Donate Now
We've Moved! Check out our new boards.
  New Poll  
my profile | directory login | search | faq | forum home

  next oldest topic   next newest topic
» Scarleteen Boards: 2000 - 2014 (Archive) » SCARLETEEN CENTRAL » Bodies » Sweat

 - UBBFriend: Email this page to someone!    
Author Topic: Sweat
Member # 20339

Icon 1 posted      Profile for mhm111     Send New Private Message       Edit/Delete Post 
Hey, I know this sounds kind of disgusting but for some reason the palms of my hands, and my feet sweat ALOT, and my doctor says I don't have hyperheidrosis, so I don't know whats wrong, or how to make it better. It's kind of annoying becaue I can't wear flip flops in the summer, and I don't like making body contact that involves my hands,unless they are covered, which is annoying when it comes to shaking hands etc. So i was just wondering if you have any suggestions on what I can do to fix this or at least make it a little better.Thx alot!
Posts: 25 | Registered: Oct 2004  |  IP: Logged | Report this post to a Moderator
Member # 26144

Icon 1 posted      Profile for Electro057     Send New Private Message       Edit/Delete Post 
that is a disorder that causes you to sweat excessively and my little cousin has it. she is getting a surgery done that will alter the glands that produce the reaction to sweat so she won't sweat that much anymore. maybe you could get the same surgery. but i do not know how much it costs.

[This message has been edited by Electro057 (edited 01-06-2006).]

Posts: 28 | From: Guelph, Ontario | Registered: Nov 2005  |  IP: Logged | Report this post to a Moderator
Member # 27124

Icon 10 posted      Profile for lovekillsme     Send New Private Message       Edit/Delete Post 
Medication may be taken internally that works to block the neurotransmitter, acetylcholine, from stimulating the sweat glands. Some of the more useful medications include the anticholinergics (such as glycopyrrolate or atropine), some antihistamines, some antidepressants, and some of the tranquilizers. However, these medications will also affect other parts of the body, and may have side-effects, including dry mouth, drying of other secretions or constipation.

One new approach that may work on small areas of skin that have excessive sweating is to inject botulinum toxin (Botox(R)) into small areas of the skin (such as the underarms), which blocks the acetylcholine for up to 12 months before it wears off.

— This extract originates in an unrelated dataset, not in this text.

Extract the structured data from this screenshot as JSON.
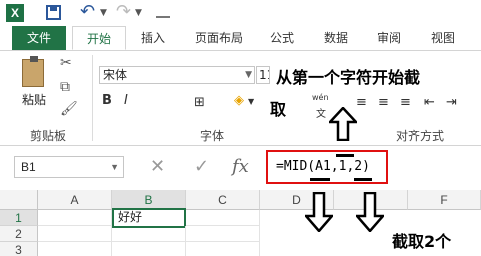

Home remedy for sweaty hands or feet: Boil five tea bags in a quart of water for five minutes. When the solution cools, soak your hands or feet for twenty to thirty minutes nightly. Tea contains tannic acid, which is also found in commercial products such as Ivy Dry, Zilactol, and Zilactin. The astringent properties of tannic acid are thought to be partly responsible for its antiperspirant action

Posts: 7 | From: Canada | Registered: Jan 2006  |  IP: Logged | Report this post to a Moderator
Scarleteen Volunteer
Member # 11569

Icon 10 posted      Profile for wobblyheadedjane     Send New Private Message       Edit/Delete Post 
If you're going to take material from another website and post it here verbatim, for the sake of legality, please cite it. Copying without citation is called plagiarism, and you certainly can't do it in school, and it's not really cool here either.

For the record, that chunk of info came from here.

Posts: 1679 | From: London, ON | Registered: Jan 2003  |  IP: Logged | Report this post to a Moderator

  New Poll   Close Topic   Feature Topic   Move Topic   Delete Topic next oldest topic   next newest topic
 - Printer-friendly view of this topic
Hop To:

Contact Us | Get the Whole Story! Go Home to SCARLETEEN: Sex Ed for the Real World | Privacy Statement

Copyright 1998, 2014 Heather Corinna/Scarleteen Providing comprehensive sex education online to teens and young adults worldwide since 1998

Information on this site is provided for educational purposes. It is not meant to and cannot substitute for advice or care provided by an in-person medical professional. The information contained herein is not meant to be used to diagnose or treat a health problem or disease, or for prescribing any medication. You should always consult your own healthcare provider if you have a health problem or medical condition.

Powered by UBB.classic™ 6.7.3